* **Records provided**
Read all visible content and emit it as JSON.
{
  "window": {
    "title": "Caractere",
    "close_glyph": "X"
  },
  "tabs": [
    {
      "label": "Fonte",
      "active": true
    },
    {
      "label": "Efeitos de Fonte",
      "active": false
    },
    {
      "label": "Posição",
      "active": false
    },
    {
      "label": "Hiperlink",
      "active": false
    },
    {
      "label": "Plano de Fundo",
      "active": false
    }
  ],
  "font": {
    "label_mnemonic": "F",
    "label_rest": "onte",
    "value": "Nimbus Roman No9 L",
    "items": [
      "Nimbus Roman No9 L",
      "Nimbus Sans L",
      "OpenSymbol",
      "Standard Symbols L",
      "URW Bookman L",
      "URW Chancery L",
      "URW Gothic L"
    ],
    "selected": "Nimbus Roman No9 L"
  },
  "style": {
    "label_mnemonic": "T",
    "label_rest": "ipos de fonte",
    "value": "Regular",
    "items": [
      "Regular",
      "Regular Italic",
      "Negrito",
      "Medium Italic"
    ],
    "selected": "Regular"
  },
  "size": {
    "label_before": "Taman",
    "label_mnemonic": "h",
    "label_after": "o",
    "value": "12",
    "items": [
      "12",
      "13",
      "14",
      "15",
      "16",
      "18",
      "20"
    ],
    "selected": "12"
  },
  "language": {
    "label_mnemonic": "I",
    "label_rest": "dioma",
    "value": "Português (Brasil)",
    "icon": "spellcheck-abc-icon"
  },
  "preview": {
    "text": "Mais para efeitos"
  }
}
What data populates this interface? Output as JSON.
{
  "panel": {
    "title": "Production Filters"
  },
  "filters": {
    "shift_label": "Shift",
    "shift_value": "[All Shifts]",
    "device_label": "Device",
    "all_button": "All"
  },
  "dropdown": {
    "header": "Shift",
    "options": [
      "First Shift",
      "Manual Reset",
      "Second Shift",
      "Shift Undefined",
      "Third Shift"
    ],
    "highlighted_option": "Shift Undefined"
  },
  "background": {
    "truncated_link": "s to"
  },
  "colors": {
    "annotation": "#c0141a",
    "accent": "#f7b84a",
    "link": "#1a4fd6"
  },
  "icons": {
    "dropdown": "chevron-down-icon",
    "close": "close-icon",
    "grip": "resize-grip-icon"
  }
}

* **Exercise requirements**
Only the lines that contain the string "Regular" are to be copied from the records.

* **Completed exercise**
    "value": "Regular",
      "Regular",
      "Regular Italic",
    "selected": "Regular"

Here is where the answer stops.